> [Problem to solve]: Write the entries out exactly. Any images they hold stay out of the copy.

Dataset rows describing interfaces
[Start of section]

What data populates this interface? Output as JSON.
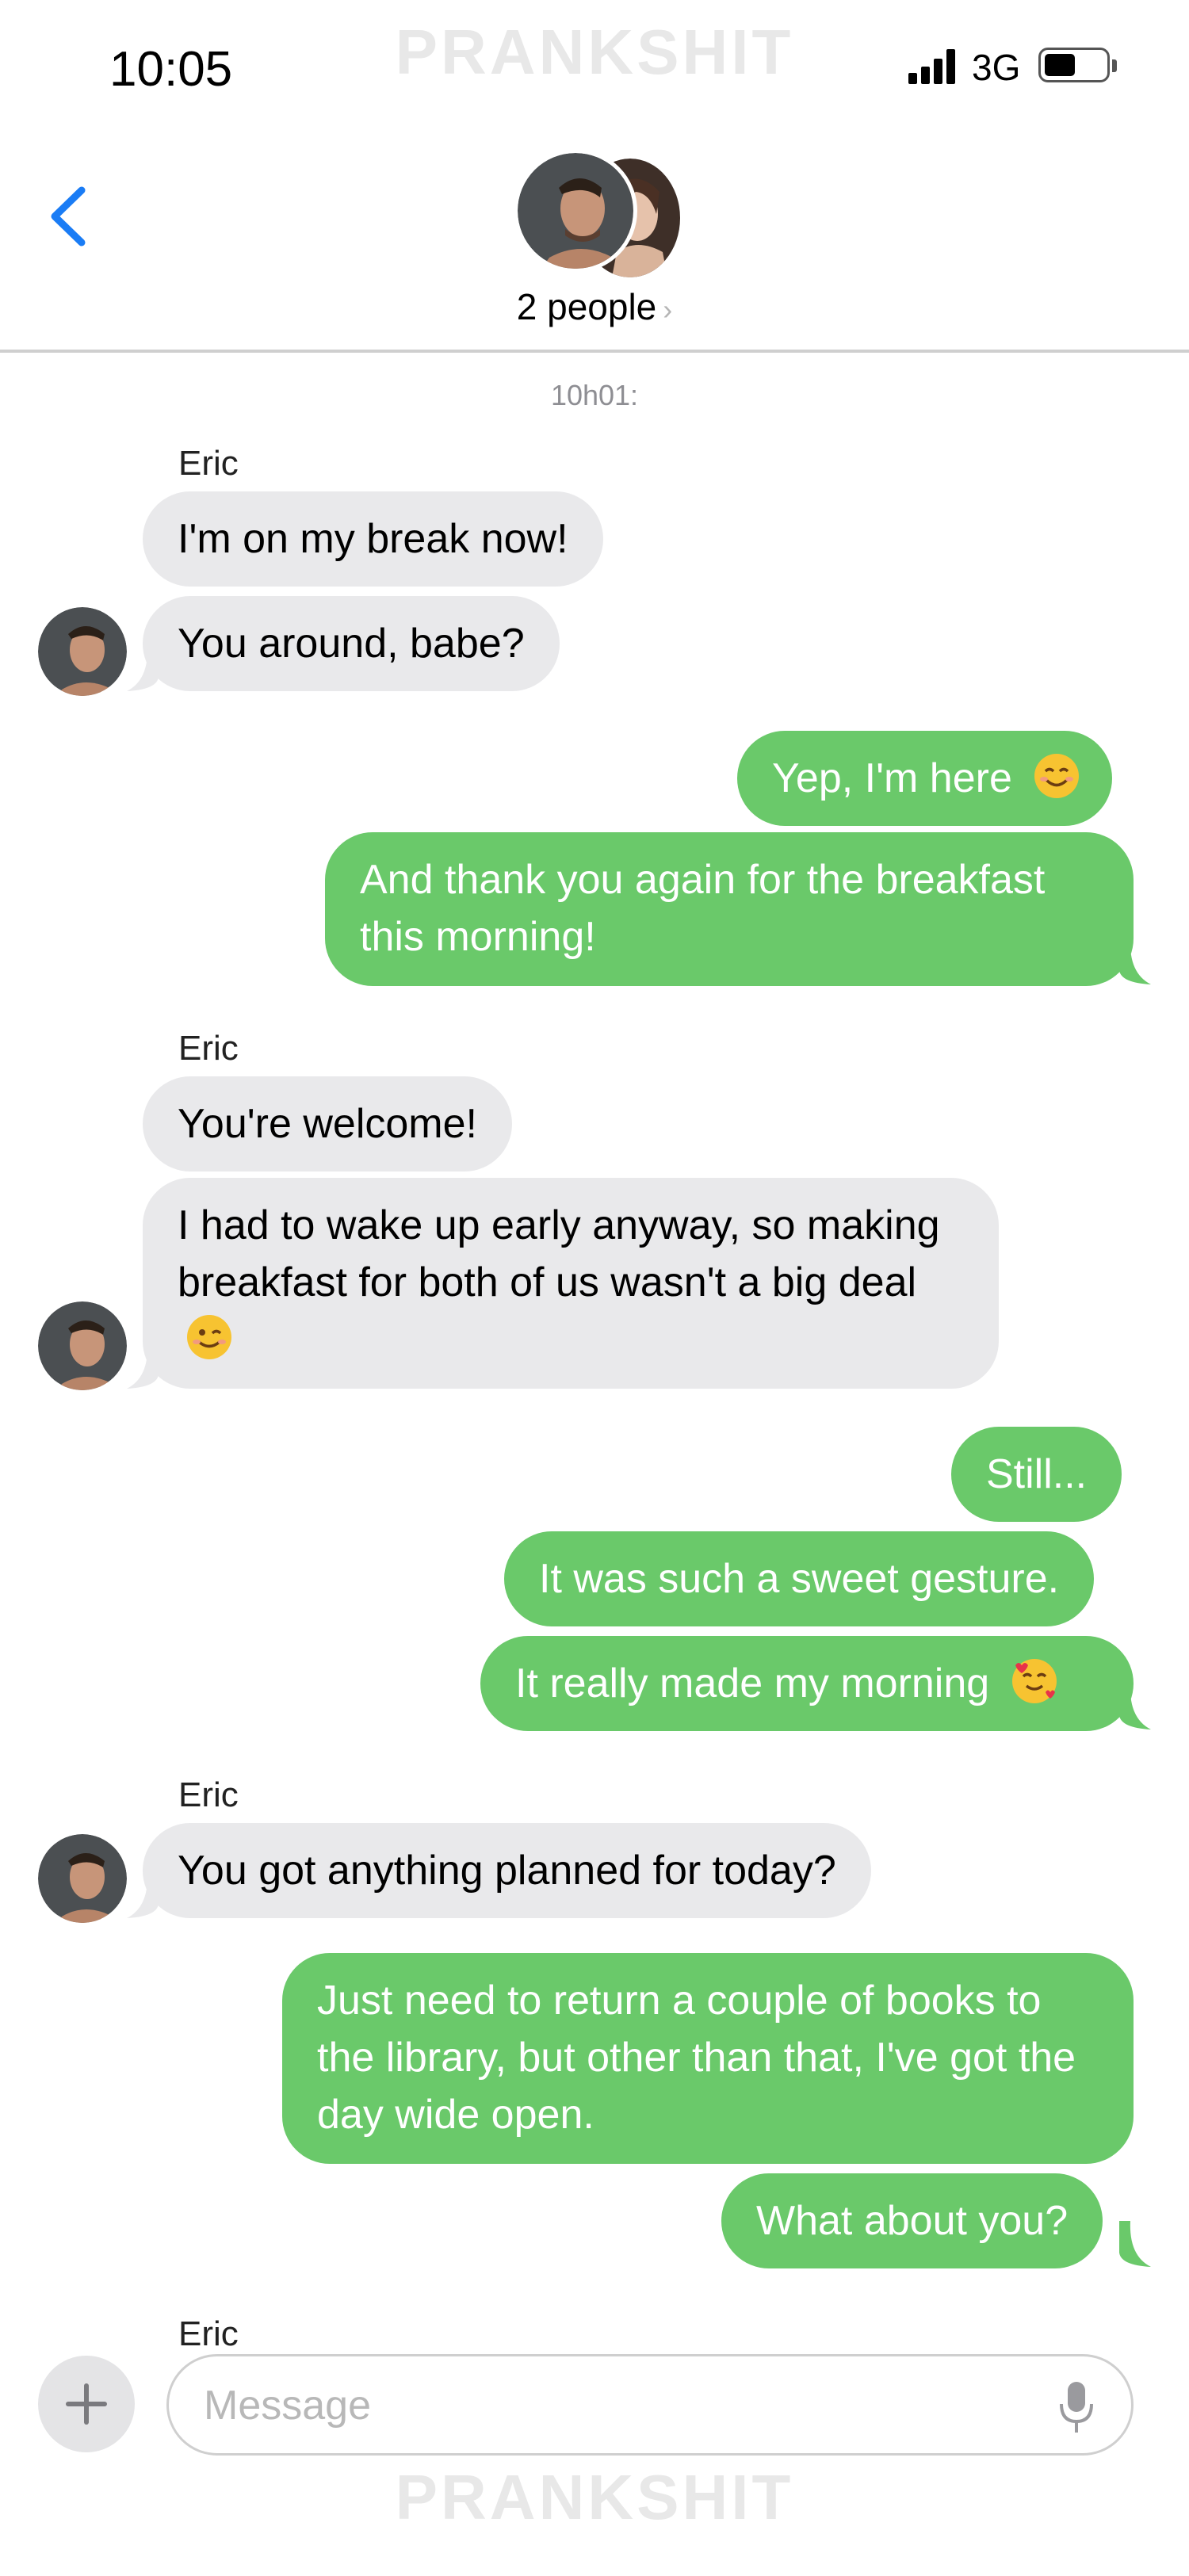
{
  "status_bar": {
    "time": "10:05",
    "network": "3G"
  },
  "watermark": "PRANKSHIT",
  "header": {
    "title": "2 people",
    "chevron": "›"
  },
  "timestamp": "10h01:",
  "messages": [
    {
      "sender": "Eric"
    },
    {
      "text": "I'm on my break now!"
    },
    {
      "text": "You around, babe?"
    },
    {
      "text": "Yep, I'm here"
    },
    {
      "text": "And thank you again for the breakfast this morning!"
    },
    {
      "sender": "Eric"
    },
    {
      "text": "You're welcome!"
    },
    {
      "text": "I had to wake up early anyway, so making breakfast for both of us wasn't a big deal"
    },
    {
      "text": "Still..."
    },
    {
      "text": "It was such a sweet gesture."
    },
    {
      "text": "It really made my morning"
    },
    {
      "sender": "Eric"
    },
    {
      "text": "You got anything planned for today?"
    },
    {
      "text": "Just need to return a couple of books to the library, but other than that, I've got the day wide open."
    },
    {
      "text": "What about you?"
    },
    {
      "sender": "Eric"
    }
  ],
  "composer": {
    "placeholder": "Message"
  },
  "colors": {
    "outgoing": "#6ac96a",
    "incoming": "#e9e9eb",
    "accent": "#1a7cf5"
  },
  "icons": [
    "back-chevron-icon",
    "signal-icon",
    "battery-icon",
    "plus-icon",
    "microphone-icon",
    "smiling-emoji",
    "winking-emoji",
    "hearts-emoji"
  ]
}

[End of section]

> [Answer for the task]:
What data populates this interface? Output as JSON.
{
  "status_bar": {
    "time": "10:05",
    "network": "3G"
  },
  "watermark": "PRANKSHIT",
  "header": {
    "title": "2 people",
    "chevron": "›"
  },
  "timestamp": "10h01:",
  "messages": [
    {
      "sender": "Eric"
    },
    {
      "text": "I'm on my break now!"
    },
    {
      "text": "You around, babe?"
    },
    {
      "text": "Yep, I'm here"
    },
    {
      "text": "And thank you again for the breakfast this morning!"
    },
    {
      "sender": "Eric"
    },
    {
      "text": "You're welcome!"
    },
    {
      "text": "I had to wake up early anyway, so making breakfast for both of us wasn't a big deal"
    },
    {
      "text": "Still..."
    },
    {
      "text": "It was such a sweet gesture."
    },
    {
      "text": "It really made my morning"
    },
    {
      "sender": "Eric"
    },
    {
      "text": "You got anything planned for today?"
    },
    {
      "text": "Just need to return a couple of books to the library, but other than that, I've got the day wide open."
    },
    {
      "text": "What about you?"
    },
    {
      "sender": "Eric"
    }
  ],
  "composer": {
    "placeholder": "Message"
  },
  "colors": {
    "outgoing": "#6ac96a",
    "incoming": "#e9e9eb",
    "accent": "#1a7cf5"
  },
  "icons": [
    "back-chevron-icon",
    "signal-icon",
    "battery-icon",
    "plus-icon",
    "microphone-icon",
    "smiling-emoji",
    "winking-emoji",
    "hearts-emoji"
  ]
}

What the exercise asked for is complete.